→ MATERIAL FOR THIS EXERCISE:
▼▼▼
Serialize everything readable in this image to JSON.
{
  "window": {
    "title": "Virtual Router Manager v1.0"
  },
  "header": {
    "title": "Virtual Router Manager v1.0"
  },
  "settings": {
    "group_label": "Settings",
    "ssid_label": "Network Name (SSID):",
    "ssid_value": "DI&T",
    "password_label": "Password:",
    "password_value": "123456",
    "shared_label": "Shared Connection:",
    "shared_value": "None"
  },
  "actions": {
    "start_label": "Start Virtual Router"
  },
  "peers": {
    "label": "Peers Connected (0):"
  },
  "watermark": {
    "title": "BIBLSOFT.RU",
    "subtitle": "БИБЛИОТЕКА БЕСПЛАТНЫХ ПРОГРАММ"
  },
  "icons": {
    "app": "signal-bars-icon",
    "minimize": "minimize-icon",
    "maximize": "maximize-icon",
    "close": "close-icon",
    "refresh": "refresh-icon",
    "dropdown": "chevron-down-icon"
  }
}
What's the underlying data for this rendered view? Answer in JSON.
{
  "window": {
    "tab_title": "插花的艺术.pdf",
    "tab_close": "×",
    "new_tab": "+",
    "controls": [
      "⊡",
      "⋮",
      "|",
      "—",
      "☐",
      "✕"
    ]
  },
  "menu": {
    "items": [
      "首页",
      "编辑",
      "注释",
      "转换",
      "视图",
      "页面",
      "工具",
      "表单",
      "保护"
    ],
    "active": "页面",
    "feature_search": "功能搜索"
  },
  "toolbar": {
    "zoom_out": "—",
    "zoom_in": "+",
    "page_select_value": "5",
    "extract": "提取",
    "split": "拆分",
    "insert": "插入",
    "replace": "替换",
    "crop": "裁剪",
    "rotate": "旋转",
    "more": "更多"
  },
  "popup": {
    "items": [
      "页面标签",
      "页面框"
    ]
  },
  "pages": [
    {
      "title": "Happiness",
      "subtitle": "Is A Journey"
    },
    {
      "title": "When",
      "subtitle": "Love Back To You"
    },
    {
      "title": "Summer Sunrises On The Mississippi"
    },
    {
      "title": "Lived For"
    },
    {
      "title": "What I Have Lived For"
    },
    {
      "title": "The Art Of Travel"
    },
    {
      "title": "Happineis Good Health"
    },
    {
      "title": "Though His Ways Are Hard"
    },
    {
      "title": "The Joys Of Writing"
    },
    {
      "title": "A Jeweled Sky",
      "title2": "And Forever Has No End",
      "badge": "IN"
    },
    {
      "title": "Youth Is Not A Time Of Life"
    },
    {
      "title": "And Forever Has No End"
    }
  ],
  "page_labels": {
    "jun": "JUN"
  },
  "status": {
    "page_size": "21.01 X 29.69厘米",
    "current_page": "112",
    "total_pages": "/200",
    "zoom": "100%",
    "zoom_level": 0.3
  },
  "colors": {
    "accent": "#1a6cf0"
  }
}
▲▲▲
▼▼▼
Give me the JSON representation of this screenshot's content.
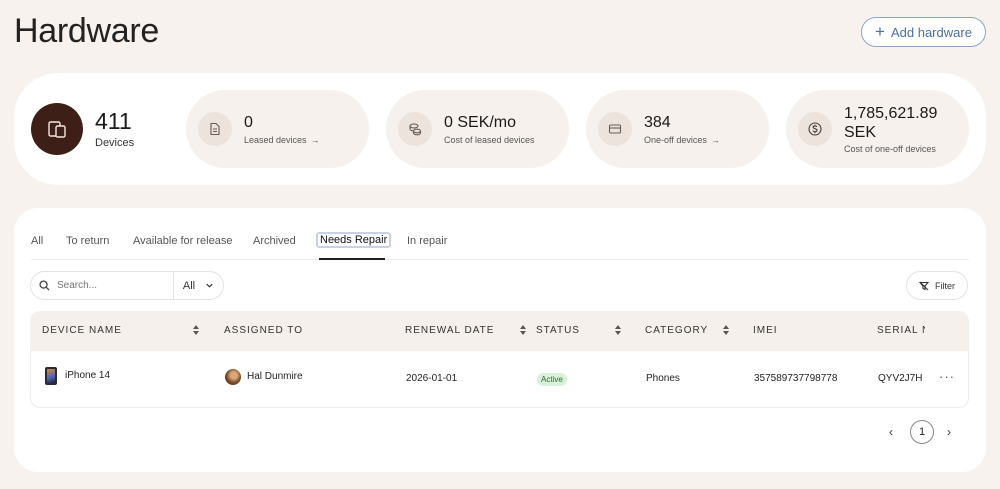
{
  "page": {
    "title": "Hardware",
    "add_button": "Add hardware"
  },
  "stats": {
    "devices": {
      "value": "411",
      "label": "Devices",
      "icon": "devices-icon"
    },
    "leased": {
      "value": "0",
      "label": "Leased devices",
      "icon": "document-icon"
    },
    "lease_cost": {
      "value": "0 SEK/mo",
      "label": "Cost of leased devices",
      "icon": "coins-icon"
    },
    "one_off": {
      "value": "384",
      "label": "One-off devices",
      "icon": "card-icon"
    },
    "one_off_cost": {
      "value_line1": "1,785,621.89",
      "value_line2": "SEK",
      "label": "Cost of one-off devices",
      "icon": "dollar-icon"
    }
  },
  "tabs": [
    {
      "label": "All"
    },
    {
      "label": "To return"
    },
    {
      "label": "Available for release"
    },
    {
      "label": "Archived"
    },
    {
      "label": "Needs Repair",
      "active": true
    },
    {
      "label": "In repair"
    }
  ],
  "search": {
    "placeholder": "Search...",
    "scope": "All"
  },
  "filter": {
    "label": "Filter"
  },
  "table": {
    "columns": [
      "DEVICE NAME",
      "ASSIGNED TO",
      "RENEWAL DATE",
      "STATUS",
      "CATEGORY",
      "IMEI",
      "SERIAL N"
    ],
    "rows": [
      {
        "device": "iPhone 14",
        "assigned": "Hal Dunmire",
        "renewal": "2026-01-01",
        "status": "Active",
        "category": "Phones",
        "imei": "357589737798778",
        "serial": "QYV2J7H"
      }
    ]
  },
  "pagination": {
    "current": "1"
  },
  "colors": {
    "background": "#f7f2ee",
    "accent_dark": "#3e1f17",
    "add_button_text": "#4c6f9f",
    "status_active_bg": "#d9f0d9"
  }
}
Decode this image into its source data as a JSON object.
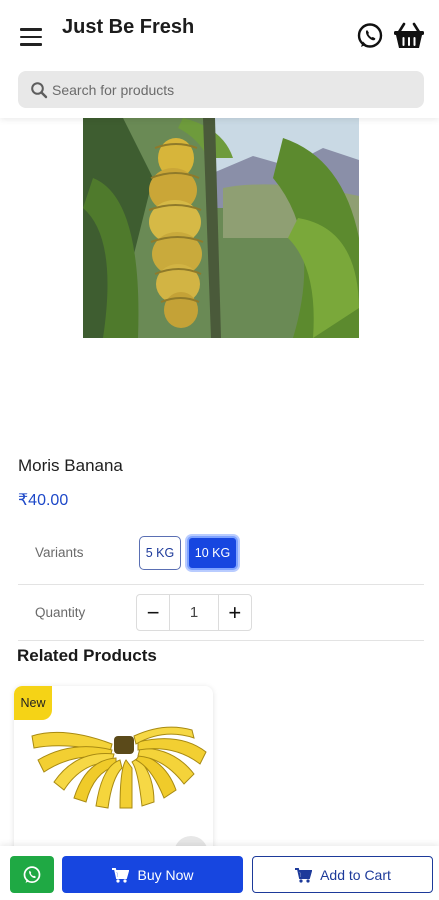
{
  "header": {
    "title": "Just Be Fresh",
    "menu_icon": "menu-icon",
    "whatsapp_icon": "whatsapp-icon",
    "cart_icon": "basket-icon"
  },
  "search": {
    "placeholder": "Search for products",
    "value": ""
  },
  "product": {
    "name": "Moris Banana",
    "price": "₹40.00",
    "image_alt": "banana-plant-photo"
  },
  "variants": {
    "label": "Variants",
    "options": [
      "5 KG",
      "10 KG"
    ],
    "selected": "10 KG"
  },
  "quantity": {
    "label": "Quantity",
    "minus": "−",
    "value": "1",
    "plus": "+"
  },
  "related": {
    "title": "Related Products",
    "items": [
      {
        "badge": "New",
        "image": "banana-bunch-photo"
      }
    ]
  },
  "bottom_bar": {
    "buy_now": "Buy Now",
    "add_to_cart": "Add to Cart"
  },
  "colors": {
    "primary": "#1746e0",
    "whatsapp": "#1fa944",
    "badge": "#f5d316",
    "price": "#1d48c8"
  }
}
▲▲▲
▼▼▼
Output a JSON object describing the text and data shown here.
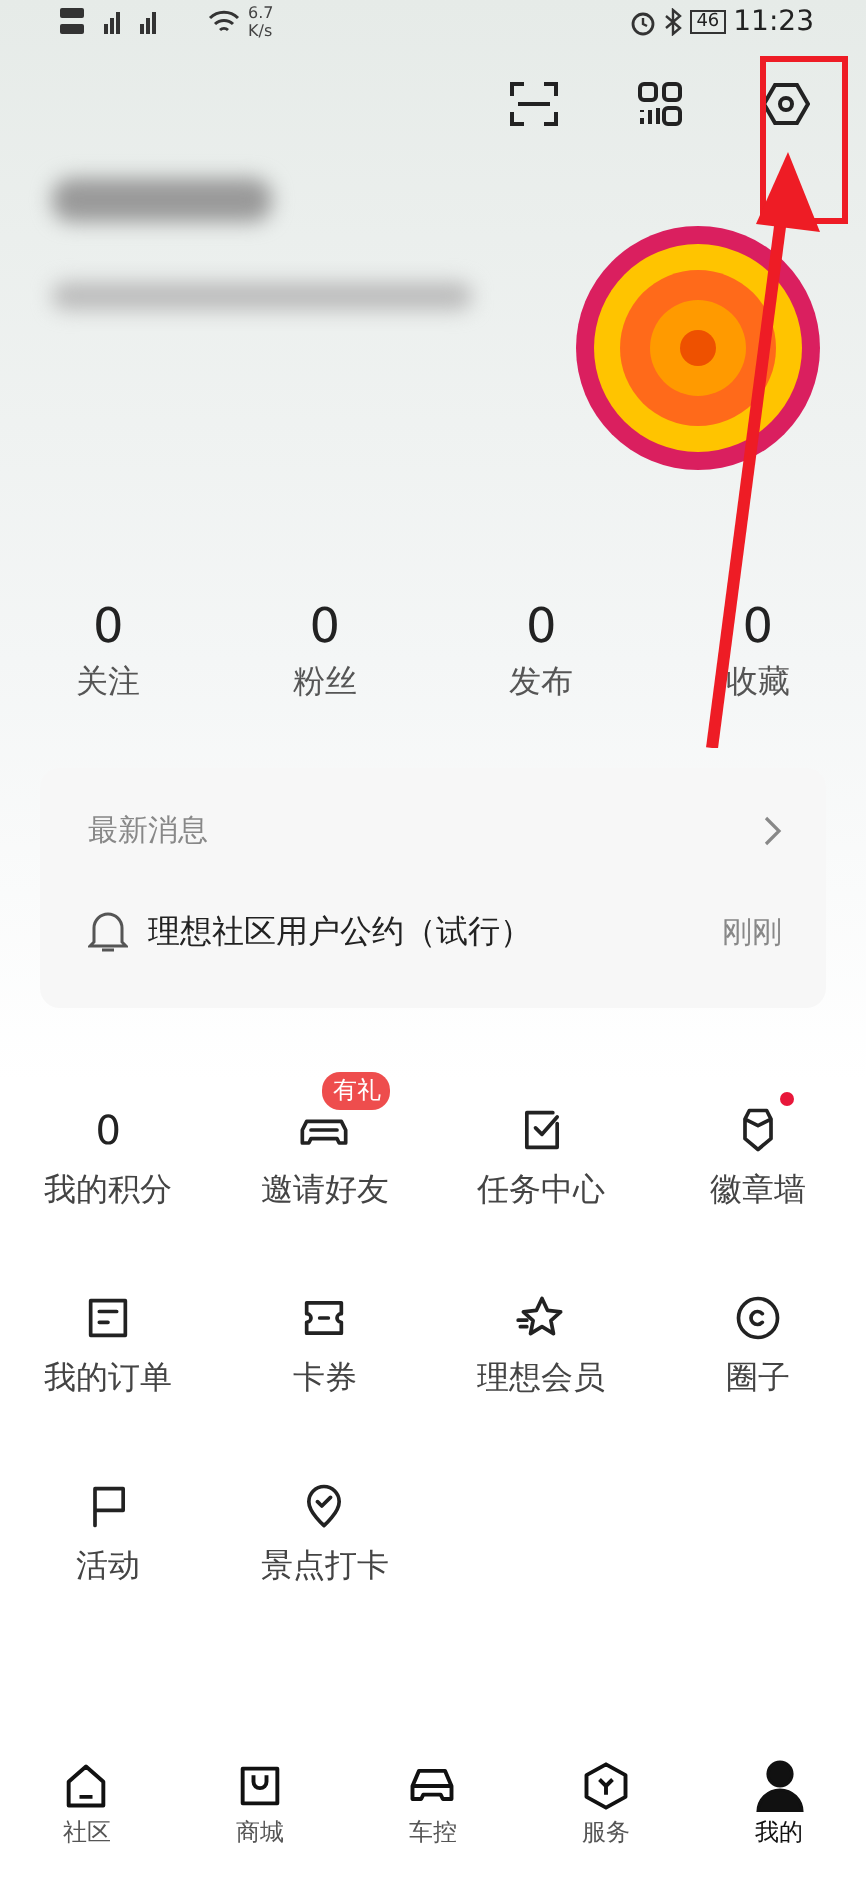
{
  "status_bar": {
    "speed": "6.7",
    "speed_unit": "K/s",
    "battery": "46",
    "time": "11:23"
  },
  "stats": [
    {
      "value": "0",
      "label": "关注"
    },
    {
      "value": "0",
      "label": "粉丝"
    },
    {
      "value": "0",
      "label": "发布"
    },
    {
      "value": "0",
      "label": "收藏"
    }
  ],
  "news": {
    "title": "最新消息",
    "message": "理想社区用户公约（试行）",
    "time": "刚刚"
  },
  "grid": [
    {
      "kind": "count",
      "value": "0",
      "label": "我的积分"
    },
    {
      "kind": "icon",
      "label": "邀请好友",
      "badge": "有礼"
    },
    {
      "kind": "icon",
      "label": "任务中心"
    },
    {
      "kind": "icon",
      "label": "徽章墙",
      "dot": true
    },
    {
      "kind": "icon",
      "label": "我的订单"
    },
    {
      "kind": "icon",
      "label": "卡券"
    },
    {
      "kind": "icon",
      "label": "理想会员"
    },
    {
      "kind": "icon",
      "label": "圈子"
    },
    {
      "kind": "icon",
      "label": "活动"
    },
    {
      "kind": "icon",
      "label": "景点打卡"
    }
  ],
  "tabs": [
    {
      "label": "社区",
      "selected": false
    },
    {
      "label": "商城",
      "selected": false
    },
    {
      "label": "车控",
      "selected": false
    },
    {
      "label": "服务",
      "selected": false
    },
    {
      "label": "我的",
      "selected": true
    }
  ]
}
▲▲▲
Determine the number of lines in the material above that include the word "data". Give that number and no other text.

3